--- Records for the task ---

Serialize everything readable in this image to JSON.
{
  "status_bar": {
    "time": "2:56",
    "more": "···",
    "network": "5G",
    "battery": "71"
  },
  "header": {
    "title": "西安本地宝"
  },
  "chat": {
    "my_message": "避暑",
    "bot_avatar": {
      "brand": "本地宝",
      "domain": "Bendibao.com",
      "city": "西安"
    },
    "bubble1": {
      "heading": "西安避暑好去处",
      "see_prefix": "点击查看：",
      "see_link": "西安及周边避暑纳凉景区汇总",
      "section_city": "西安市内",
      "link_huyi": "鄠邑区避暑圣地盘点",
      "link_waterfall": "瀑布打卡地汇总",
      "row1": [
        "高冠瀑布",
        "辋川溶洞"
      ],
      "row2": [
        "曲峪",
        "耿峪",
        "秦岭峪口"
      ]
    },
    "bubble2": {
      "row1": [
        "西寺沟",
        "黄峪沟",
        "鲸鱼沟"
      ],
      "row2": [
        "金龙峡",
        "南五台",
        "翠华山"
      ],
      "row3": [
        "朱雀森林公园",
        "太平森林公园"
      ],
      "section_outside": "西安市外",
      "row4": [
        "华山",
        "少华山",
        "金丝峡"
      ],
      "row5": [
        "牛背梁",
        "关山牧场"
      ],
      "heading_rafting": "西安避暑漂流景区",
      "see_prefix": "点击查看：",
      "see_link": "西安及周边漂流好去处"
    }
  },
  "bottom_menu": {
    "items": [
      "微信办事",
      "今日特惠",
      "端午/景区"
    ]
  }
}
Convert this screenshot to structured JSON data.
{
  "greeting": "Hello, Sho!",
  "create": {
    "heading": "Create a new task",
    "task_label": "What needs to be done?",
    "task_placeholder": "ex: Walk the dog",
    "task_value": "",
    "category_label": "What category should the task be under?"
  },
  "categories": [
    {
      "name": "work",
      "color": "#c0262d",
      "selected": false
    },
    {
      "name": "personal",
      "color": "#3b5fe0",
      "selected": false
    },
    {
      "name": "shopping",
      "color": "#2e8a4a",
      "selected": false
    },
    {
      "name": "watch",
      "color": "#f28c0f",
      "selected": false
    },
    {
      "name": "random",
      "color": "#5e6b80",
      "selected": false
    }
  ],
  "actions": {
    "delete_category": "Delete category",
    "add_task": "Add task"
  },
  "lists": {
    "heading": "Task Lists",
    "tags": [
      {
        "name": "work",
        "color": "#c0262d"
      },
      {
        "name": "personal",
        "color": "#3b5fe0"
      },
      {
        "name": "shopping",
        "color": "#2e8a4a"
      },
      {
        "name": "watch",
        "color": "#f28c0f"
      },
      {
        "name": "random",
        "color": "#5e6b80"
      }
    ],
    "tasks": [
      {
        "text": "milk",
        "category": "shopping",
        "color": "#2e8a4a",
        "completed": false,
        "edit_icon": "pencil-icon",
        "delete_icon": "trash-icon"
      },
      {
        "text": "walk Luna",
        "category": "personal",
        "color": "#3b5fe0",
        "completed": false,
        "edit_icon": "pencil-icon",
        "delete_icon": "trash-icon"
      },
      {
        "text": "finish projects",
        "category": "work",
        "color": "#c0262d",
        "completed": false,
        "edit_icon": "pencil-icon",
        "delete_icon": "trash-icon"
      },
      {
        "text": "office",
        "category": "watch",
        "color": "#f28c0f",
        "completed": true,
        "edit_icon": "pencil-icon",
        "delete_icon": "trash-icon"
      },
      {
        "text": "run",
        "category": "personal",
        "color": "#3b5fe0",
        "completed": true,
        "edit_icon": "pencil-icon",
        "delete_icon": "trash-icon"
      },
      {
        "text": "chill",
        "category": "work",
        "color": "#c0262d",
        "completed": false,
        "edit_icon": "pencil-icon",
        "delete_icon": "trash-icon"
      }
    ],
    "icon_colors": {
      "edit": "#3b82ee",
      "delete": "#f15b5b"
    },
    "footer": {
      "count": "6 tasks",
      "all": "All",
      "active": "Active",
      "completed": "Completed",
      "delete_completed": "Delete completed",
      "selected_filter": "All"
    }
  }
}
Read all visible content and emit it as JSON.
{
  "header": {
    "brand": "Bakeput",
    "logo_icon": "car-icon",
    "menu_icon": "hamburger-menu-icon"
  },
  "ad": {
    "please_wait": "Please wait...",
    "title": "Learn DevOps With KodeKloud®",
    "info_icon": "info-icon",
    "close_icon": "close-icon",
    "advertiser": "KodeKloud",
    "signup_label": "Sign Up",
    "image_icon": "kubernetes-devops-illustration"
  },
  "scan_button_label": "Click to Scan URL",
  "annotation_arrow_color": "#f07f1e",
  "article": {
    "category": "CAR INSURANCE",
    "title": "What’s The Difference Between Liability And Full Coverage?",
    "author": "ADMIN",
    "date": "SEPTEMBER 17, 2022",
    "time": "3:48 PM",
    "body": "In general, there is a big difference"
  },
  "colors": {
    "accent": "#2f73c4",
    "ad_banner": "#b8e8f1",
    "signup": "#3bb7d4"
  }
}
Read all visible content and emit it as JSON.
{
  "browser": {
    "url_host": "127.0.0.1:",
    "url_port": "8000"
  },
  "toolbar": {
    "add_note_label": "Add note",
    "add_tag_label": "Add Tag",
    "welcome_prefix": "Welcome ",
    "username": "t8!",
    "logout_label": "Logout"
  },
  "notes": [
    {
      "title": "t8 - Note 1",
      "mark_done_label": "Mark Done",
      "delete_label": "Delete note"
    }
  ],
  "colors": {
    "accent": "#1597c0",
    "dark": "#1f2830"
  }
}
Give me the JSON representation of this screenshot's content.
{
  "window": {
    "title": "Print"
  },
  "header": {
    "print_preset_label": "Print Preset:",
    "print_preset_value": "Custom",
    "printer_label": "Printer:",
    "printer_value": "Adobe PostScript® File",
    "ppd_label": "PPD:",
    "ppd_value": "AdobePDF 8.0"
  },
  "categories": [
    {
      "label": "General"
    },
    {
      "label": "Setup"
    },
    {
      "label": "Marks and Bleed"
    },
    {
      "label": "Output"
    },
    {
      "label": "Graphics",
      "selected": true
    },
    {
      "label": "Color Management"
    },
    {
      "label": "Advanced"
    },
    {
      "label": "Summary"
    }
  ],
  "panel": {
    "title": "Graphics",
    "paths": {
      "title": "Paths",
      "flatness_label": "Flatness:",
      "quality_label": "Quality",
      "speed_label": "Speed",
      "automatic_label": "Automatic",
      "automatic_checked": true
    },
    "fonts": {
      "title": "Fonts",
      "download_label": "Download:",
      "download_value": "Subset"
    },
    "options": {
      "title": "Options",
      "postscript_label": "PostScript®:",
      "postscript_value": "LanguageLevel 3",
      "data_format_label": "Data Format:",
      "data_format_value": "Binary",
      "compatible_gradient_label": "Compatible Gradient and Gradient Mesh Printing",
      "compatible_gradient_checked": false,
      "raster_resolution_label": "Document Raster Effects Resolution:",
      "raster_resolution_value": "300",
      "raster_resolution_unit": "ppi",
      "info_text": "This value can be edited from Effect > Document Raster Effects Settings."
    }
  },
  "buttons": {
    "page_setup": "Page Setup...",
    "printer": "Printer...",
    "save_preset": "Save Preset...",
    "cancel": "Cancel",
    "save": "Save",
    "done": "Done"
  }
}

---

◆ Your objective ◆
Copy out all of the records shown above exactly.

◆ Solution for this task ◆
Serialize everything readable in this image to JSON.
{
  "status_bar": {
    "time": "2:56",
    "more": "···",
    "network": "5G",
    "battery": "71"
  },
  "header": {
    "title": "西安本地宝"
  },
  "chat": {
    "my_message": "避暑",
    "bot_avatar": {
      "brand": "本地宝",
      "domain": "Bendibao.com",
      "city": "西安"
    },
    "bubble1": {
      "heading": "西安避暑好去处",
      "see_prefix": "点击查看：",
      "see_link": "西安及周边避暑纳凉景区汇总",
      "section_city": "西安市内",
      "link_huyi": "鄠邑区避暑圣地盘点",
      "link_waterfall": "瀑布打卡地汇总",
      "row1": [
        "高冠瀑布",
        "辋川溶洞"
      ],
      "row2": [
        "曲峪",
        "耿峪",
        "秦岭峪口"
      ]
    },
    "bubble2": {
      "row1": [
        "西寺沟",
        "黄峪沟",
        "鲸鱼沟"
      ],
      "row2": [
        "金龙峡",
        "南五台",
        "翠华山"
      ],
      "row3": [
        "朱雀森林公园",
        "太平森林公园"
      ],
      "section_outside": "西安市外",
      "row4": [
        "华山",
        "少华山",
        "金丝峡"
      ],
      "row5": [
        "牛背梁",
        "关山牧场"
      ],
      "heading_rafting": "西安避暑漂流景区",
      "see_prefix": "点击查看：",
      "see_link": "西安及周边漂流好去处"
    }
  },
  "bottom_menu": {
    "items": [
      "微信办事",
      "今日特惠",
      "端午/景区"
    ]
  }
}
Convert this screenshot to structured JSON data.
{
  "greeting": "Hello, Sho!",
  "create": {
    "heading": "Create a new task",
    "task_label": "What needs to be done?",
    "task_placeholder": "ex: Walk the dog",
    "task_value": "",
    "category_label": "What category should the task be under?"
  },
  "categories": [
    {
      "name": "work",
      "color": "#c0262d",
      "selected": false
    },
    {
      "name": "personal",
      "color": "#3b5fe0",
      "selected": false
    },
    {
      "name": "shopping",
      "color": "#2e8a4a",
      "selected": false
    },
    {
      "name": "watch",
      "color": "#f28c0f",
      "selected": false
    },
    {
      "name": "random",
      "color": "#5e6b80",
      "selected": false
    }
  ],
  "actions": {
    "delete_category": "Delete category",
    "add_task": "Add task"
  },
  "lists": {
    "heading": "Task Lists",
    "tags": [
      {
        "name": "work",
        "color": "#c0262d"
      },
      {
        "name": "personal",
        "color": "#3b5fe0"
      },
      {
        "name": "shopping",
        "color": "#2e8a4a"
      },
      {
        "name": "watch",
        "color": "#f28c0f"
      },
      {
        "name": "random",
        "color": "#5e6b80"
      }
    ],
    "tasks": [
      {
        "text": "milk",
        "category": "shopping",
        "color": "#2e8a4a",
        "completed": false,
        "edit_icon": "pencil-icon",
        "delete_icon": "trash-icon"
      },
      {
        "text": "walk Luna",
        "category": "personal",
        "color": "#3b5fe0",
        "completed": false,
        "edit_icon": "pencil-icon",
        "delete_icon": "trash-icon"
      },
      {
        "text": "finish projects",
        "category": "work",
        "color": "#c0262d",
        "completed": false,
        "edit_icon": "pencil-icon",
        "delete_icon": "trash-icon"
      },
      {
        "text": "office",
        "category": "watch",
        "color": "#f28c0f",
        "completed": true,
        "edit_icon": "pencil-icon",
        "delete_icon": "trash-icon"
      },
      {
        "text": "run",
        "category": "personal",
        "color": "#3b5fe0",
        "completed": true,
        "edit_icon": "pencil-icon",
        "delete_icon": "trash-icon"
      },
      {
        "text": "chill",
        "category": "work",
        "color": "#c0262d",
        "completed": false,
        "edit_icon": "pencil-icon",
        "delete_icon": "trash-icon"
      }
    ],
    "icon_colors": {
      "edit": "#3b82ee",
      "delete": "#f15b5b"
    },
    "footer": {
      "count": "6 tasks",
      "all": "All",
      "active": "Active",
      "completed": "Completed",
      "delete_completed": "Delete completed",
      "selected_filter": "All"
    }
  }
}
Read all visible content and emit it as JSON.
{
  "header": {
    "brand": "Bakeput",
    "logo_icon": "car-icon",
    "menu_icon": "hamburger-menu-icon"
  },
  "ad": {
    "please_wait": "Please wait...",
    "title": "Learn DevOps With KodeKloud®",
    "info_icon": "info-icon",
    "close_icon": "close-icon",
    "advertiser": "KodeKloud",
    "signup_label": "Sign Up",
    "image_icon": "kubernetes-devops-illustration"
  },
  "scan_button_label": "Click to Scan URL",
  "annotation_arrow_color": "#f07f1e",
  "article": {
    "category": "CAR INSURANCE",
    "title": "What’s The Difference Between Liability And Full Coverage?",
    "author": "ADMIN",
    "date": "SEPTEMBER 17, 2022",
    "time": "3:48 PM",
    "body": "In general, there is a big difference"
  },
  "colors": {
    "accent": "#2f73c4",
    "ad_banner": "#b8e8f1",
    "signup": "#3bb7d4"
  }
}
Read all visible content and emit it as JSON.
{
  "browser": {
    "url_host": "127.0.0.1:",
    "url_port": "8000"
  },
  "toolbar": {
    "add_note_label": "Add note",
    "add_tag_label": "Add Tag",
    "welcome_prefix": "Welcome ",
    "username": "t8!",
    "logout_label": "Logout"
  },
  "notes": [
    {
      "title": "t8 - Note 1",
      "mark_done_label": "Mark Done",
      "delete_label": "Delete note"
    }
  ],
  "colors": {
    "accent": "#1597c0",
    "dark": "#1f2830"
  }
}
Give me the JSON representation of this screenshot's content.
{
  "window": {
    "title": "Print"
  },
  "header": {
    "print_preset_label": "Print Preset:",
    "print_preset_value": "Custom",
    "printer_label": "Printer:",
    "printer_value": "Adobe PostScript® File",
    "ppd_label": "PPD:",
    "ppd_value": "AdobePDF 8.0"
  },
  "categories": [
    {
      "label": "General"
    },
    {
      "label": "Setup"
    },
    {
      "label": "Marks and Bleed"
    },
    {
      "label": "Output"
    },
    {
      "label": "Graphics",
      "selected": true
    },
    {
      "label": "Color Management"
    },
    {
      "label": "Advanced"
    },
    {
      "label": "Summary"
    }
  ],
  "panel": {
    "title": "Graphics",
    "paths": {
      "title": "Paths",
      "flatness_label": "Flatness:",
      "quality_label": "Quality",
      "speed_label": "Speed",
      "automatic_label": "Automatic",
      "automatic_checked": true
    },
    "fonts": {
      "title": "Fonts",
      "download_label": "Download:",
      "download_value": "Subset"
    },
    "options": {
      "title": "Options",
      "postscript_label": "PostScript®:",
      "postscript_value": "LanguageLevel 3",
      "data_format_label": "Data Format:",
      "data_format_value": "Binary",
      "compatible_gradient_label": "Compatible Gradient and Gradient Mesh Printing",
      "compatible_gradient_checked": false,
      "raster_resolution_label": "Document Raster Effects Resolution:",
      "raster_resolution_value": "300",
      "raster_resolution_unit": "ppi",
      "info_text": "This value can be edited from Effect > Document Raster Effects Settings."
    }
  },
  "buttons": {
    "page_setup": "Page Setup...",
    "printer": "Printer...",
    "save_preset": "Save Preset...",
    "cancel": "Cancel",
    "save": "Save",
    "done": "Done"
  }
}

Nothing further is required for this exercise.